Women in Statewide Elective Executive Office 2016
Six women (3D, 3R) serve as governors in 2015.
Kate Brown, an Oregon Democrat, became governor in 2015 after the elected governor resigned. She served as secretary of state from 2009 until her succession to governor. She served in the Oregon House of Representatives and Oregon State Senate, becoming senate majority leader.
Mary Fallin, an Oklahoma Republican, was elected to an open sear to become the state's first woman governor in 2010 and reelected in 2014. She served as U.S. Representative from 2007-2011. She was lieutenant governor from 1995 to 2007 and served in the Oklahoma House of Representatives from 1990 to 1994.

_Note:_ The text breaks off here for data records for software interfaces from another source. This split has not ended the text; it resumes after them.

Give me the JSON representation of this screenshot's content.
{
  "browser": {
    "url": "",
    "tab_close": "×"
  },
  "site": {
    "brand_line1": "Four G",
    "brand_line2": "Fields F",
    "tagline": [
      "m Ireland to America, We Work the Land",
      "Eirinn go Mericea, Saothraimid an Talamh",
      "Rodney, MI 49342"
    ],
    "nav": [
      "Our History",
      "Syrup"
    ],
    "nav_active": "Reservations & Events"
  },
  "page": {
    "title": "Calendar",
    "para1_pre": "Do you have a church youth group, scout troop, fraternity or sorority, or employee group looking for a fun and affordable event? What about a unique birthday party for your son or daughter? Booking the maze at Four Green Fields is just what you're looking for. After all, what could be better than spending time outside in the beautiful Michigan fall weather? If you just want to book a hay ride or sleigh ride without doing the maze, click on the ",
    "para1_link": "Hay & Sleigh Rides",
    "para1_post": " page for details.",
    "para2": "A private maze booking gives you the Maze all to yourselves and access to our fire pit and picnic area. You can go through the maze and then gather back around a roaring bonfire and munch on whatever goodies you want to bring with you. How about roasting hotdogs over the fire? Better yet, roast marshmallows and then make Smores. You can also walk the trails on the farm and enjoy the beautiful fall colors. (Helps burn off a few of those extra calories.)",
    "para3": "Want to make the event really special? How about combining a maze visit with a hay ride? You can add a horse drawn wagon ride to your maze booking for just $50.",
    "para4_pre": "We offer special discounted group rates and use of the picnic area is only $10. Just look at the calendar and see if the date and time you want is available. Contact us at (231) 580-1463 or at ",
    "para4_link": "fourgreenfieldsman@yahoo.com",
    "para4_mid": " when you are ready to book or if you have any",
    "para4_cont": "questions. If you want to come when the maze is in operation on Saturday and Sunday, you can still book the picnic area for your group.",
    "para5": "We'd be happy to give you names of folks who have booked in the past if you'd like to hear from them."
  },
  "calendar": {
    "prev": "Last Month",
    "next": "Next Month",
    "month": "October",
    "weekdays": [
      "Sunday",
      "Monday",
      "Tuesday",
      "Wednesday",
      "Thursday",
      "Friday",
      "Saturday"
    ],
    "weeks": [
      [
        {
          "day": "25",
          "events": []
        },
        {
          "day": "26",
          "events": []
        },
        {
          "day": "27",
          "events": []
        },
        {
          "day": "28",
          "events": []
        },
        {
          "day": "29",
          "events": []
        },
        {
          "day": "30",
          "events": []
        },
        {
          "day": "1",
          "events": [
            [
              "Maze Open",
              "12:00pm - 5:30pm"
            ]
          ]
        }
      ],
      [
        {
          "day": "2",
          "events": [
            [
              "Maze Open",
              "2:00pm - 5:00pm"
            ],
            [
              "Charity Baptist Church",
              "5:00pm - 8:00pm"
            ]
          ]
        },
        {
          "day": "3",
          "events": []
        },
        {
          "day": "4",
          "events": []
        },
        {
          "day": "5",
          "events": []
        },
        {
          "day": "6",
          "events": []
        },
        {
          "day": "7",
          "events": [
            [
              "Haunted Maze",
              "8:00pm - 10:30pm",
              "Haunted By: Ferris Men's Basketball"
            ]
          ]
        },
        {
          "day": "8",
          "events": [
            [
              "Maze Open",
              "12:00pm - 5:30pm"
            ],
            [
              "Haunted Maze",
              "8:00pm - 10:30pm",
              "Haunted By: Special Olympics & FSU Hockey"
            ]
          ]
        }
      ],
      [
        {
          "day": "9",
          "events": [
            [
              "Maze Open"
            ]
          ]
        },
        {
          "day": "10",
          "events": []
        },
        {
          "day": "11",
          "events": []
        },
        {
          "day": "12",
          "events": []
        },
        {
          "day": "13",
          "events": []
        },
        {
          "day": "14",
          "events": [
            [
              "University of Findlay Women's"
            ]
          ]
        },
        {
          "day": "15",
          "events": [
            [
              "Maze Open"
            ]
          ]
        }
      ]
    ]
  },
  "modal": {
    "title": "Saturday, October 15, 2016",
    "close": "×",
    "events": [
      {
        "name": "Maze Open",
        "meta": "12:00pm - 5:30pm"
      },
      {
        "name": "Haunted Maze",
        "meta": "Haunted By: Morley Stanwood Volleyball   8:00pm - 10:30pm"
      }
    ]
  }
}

Nikki Haley, a South Carolina Republican, was elected to an open seat to become the state's first woman governor in 2010 and reelected in 2014. She served in the South Carolina House of Representatives from 2005 to 2011 and was majority whip from 2007 to 2011. She was assistant executive director, Lexington Medical Center Foundation. She served as a major in the Civil Air Patrol. She owns a business with her family. An Asian American, she was one of the first two women of color to serve as governors.
Maggie Hassan, a New Hampshire Democrat, won an open election in 2012 and was reelected in 2014. She served in the state senate from 2004-2010; there she was senate majority leader in 2010 and previously assistant Democratic whip and president pro tempore.
Susana Martinez, a New Mexico Republican, was elected to an open seat to become the state's first woman governor in 2010 and reelected in 2014. She was elected the Dona Ana County District Attorney, serving from 1996 to 2009. A Latina, she was one of the first two women of color to serve as governors.
Gina Ralmondo, a Rhode Island Democrat, won an open seat to become the state's first woman governor in 2014. She served as general treasurer from 2011-2015.
women (22D, 15R) have served as governors in 27 states.
In addition, one woman has served as governor in Puerto Rico. Arizona is the first state where a woman succeeded another woman as governor, and the first state to have had four women governors. Of the 37 women governors, 25 were first elected in their own right; 3 replaced their husbands, and 9 became governor by constitutional succession, three of whom subsequently won full terms. The record number of women serving simultaneously, achieved in 2004 and again in 2007, is 9.
(note: title varies from state to state)